[Excerpts from an interface dataset]

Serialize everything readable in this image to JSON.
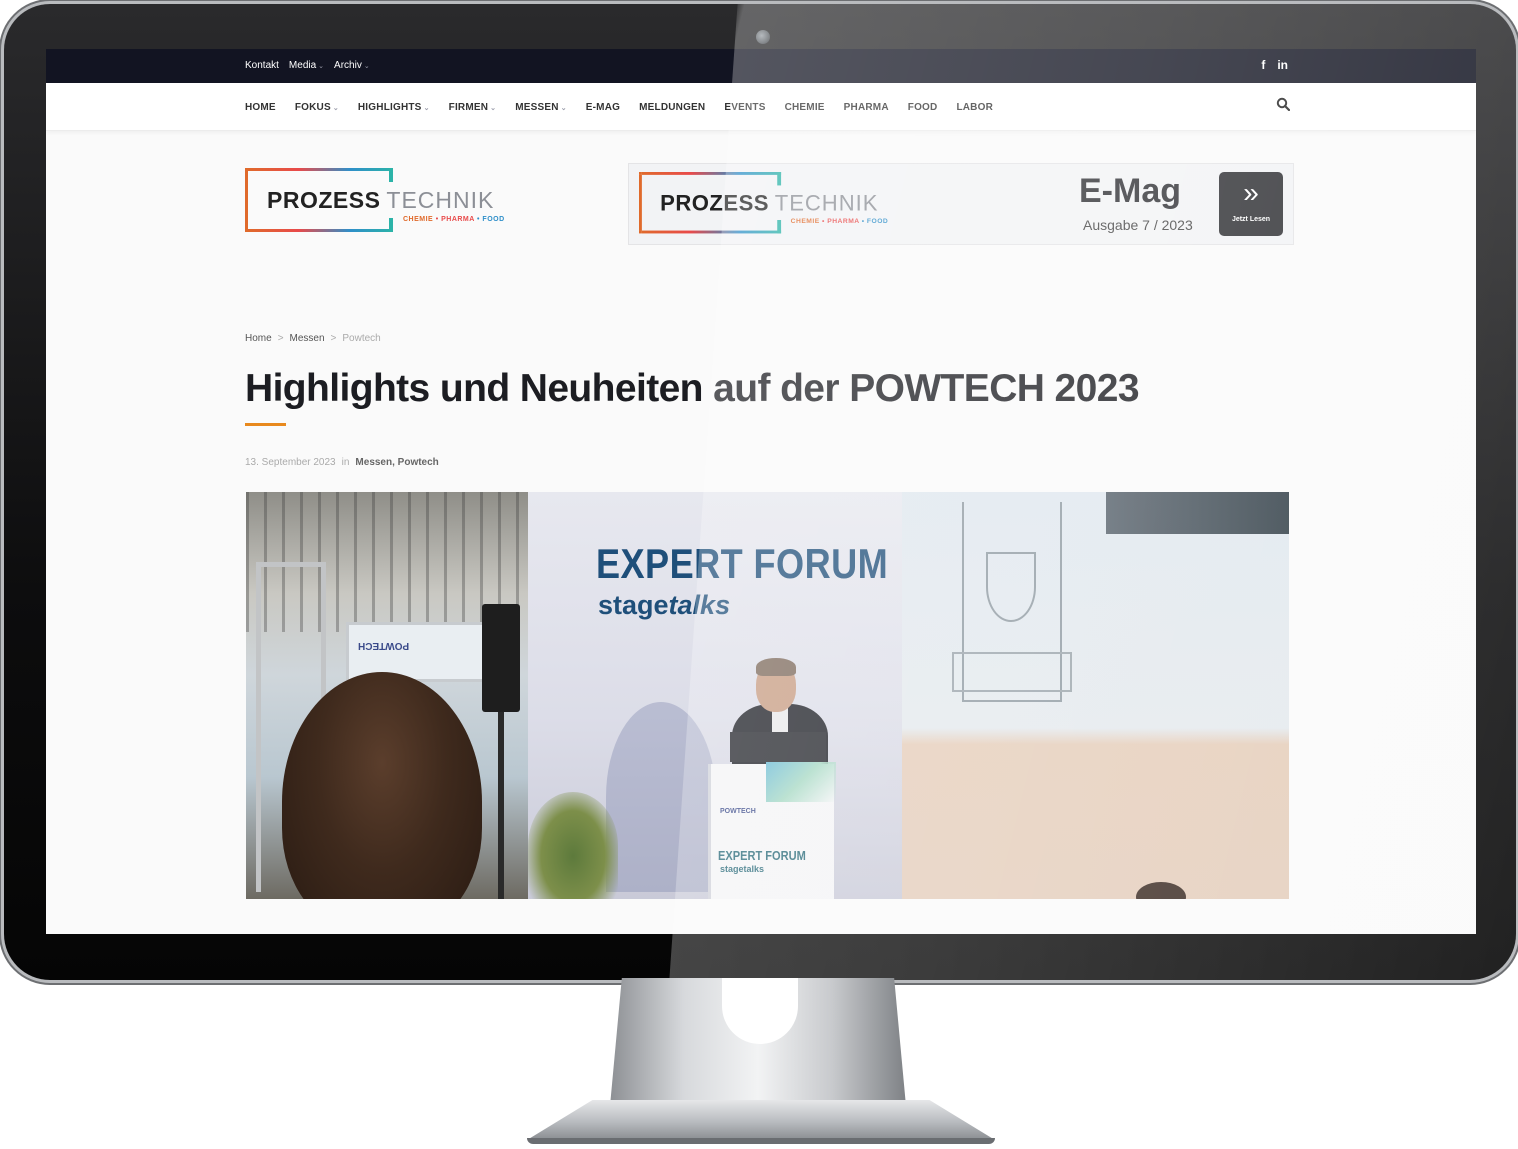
{
  "topbar": {
    "links": [
      {
        "label": "Kontakt",
        "has_dropdown": false
      },
      {
        "label": "Media",
        "has_dropdown": true
      },
      {
        "label": "Archiv",
        "has_dropdown": true
      }
    ],
    "social": {
      "facebook": "f",
      "linkedin": "in"
    }
  },
  "nav": {
    "items": [
      {
        "label": "HOME",
        "has_dropdown": false
      },
      {
        "label": "FOKUS",
        "has_dropdown": true
      },
      {
        "label": "HIGHLIGHTS",
        "has_dropdown": true
      },
      {
        "label": "FIRMEN",
        "has_dropdown": true
      },
      {
        "label": "MESSEN",
        "has_dropdown": true
      },
      {
        "label": "E-MAG",
        "has_dropdown": false
      },
      {
        "label": "MELDUNGEN",
        "has_dropdown": false
      },
      {
        "label": "EVENTS",
        "has_dropdown": false
      },
      {
        "label": "CHEMIE",
        "has_dropdown": false
      },
      {
        "label": "PHARMA",
        "has_dropdown": false
      },
      {
        "label": "FOOD",
        "has_dropdown": false
      },
      {
        "label": "LABOR",
        "has_dropdown": false
      }
    ],
    "search_icon": "search-icon"
  },
  "logo": {
    "word1": "PROZESS",
    "word2": "TECHNIK",
    "tagline": [
      "CHEMIE",
      "PHARMA",
      "FOOD"
    ],
    "tagline_sep": "•"
  },
  "banner": {
    "emag": "E-Mag",
    "issue": "Ausgabe 7 / 2023",
    "button_arrow": "»",
    "button_label": "Jetzt Lesen"
  },
  "breadcrumb": {
    "items": [
      "Home",
      "Messen",
      "Powtech"
    ],
    "separator": ">"
  },
  "article": {
    "title": "Highlights und Neuheiten auf der POWTECH 2023",
    "date": "13. September 2023",
    "in_label": "in",
    "categories": "Messen, Powtech"
  },
  "hero": {
    "forum_title": "EXPERT FORUM",
    "forum_sub_a": "stage",
    "forum_sub_b": "talks",
    "booth_sign": "POWTECH",
    "podium_logo": "POWTECH",
    "podium_title": "EXPERT FORUM",
    "podium_sub": "stagetalks"
  },
  "colors": {
    "topbar": "#121422",
    "accent": "#e8891d",
    "headline": "#1c1d22",
    "forum_blue": "#1f4f7a"
  }
}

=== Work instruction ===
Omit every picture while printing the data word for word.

=== Answer to the exercise ===
Serialize everything readable in this image to JSON.
{
  "topbar": {
    "links": [
      {
        "label": "Kontakt",
        "has_dropdown": false
      },
      {
        "label": "Media",
        "has_dropdown": true
      },
      {
        "label": "Archiv",
        "has_dropdown": true
      }
    ],
    "social": {
      "facebook": "f",
      "linkedin": "in"
    }
  },
  "nav": {
    "items": [
      {
        "label": "HOME",
        "has_dropdown": false
      },
      {
        "label": "FOKUS",
        "has_dropdown": true
      },
      {
        "label": "HIGHLIGHTS",
        "has_dropdown": true
      },
      {
        "label": "FIRMEN",
        "has_dropdown": true
      },
      {
        "label": "MESSEN",
        "has_dropdown": true
      },
      {
        "label": "E-MAG",
        "has_dropdown": false
      },
      {
        "label": "MELDUNGEN",
        "has_dropdown": false
      },
      {
        "label": "EVENTS",
        "has_dropdown": false
      },
      {
        "label": "CHEMIE",
        "has_dropdown": false
      },
      {
        "label": "PHARMA",
        "has_dropdown": false
      },
      {
        "label": "FOOD",
        "has_dropdown": false
      },
      {
        "label": "LABOR",
        "has_dropdown": false
      }
    ],
    "search_icon": "search-icon"
  },
  "logo": {
    "word1": "PROZESS",
    "word2": "TECHNIK",
    "tagline": [
      "CHEMIE",
      "PHARMA",
      "FOOD"
    ],
    "tagline_sep": "•"
  },
  "banner": {
    "emag": "E-Mag",
    "issue": "Ausgabe 7 / 2023",
    "button_arrow": "»",
    "button_label": "Jetzt Lesen"
  },
  "breadcrumb": {
    "items": [
      "Home",
      "Messen",
      "Powtech"
    ],
    "separator": ">"
  },
  "article": {
    "title": "Highlights und Neuheiten auf der POWTECH 2023",
    "date": "13. September 2023",
    "in_label": "in",
    "categories": "Messen, Powtech"
  },
  "hero": {
    "forum_title": "EXPERT FORUM",
    "forum_sub_a": "stage",
    "forum_sub_b": "talks",
    "booth_sign": "POWTECH",
    "podium_logo": "POWTECH",
    "podium_title": "EXPERT FORUM",
    "podium_sub": "stagetalks"
  },
  "colors": {
    "topbar": "#121422",
    "accent": "#e8891d",
    "headline": "#1c1d22",
    "forum_blue": "#1f4f7a"
  }
}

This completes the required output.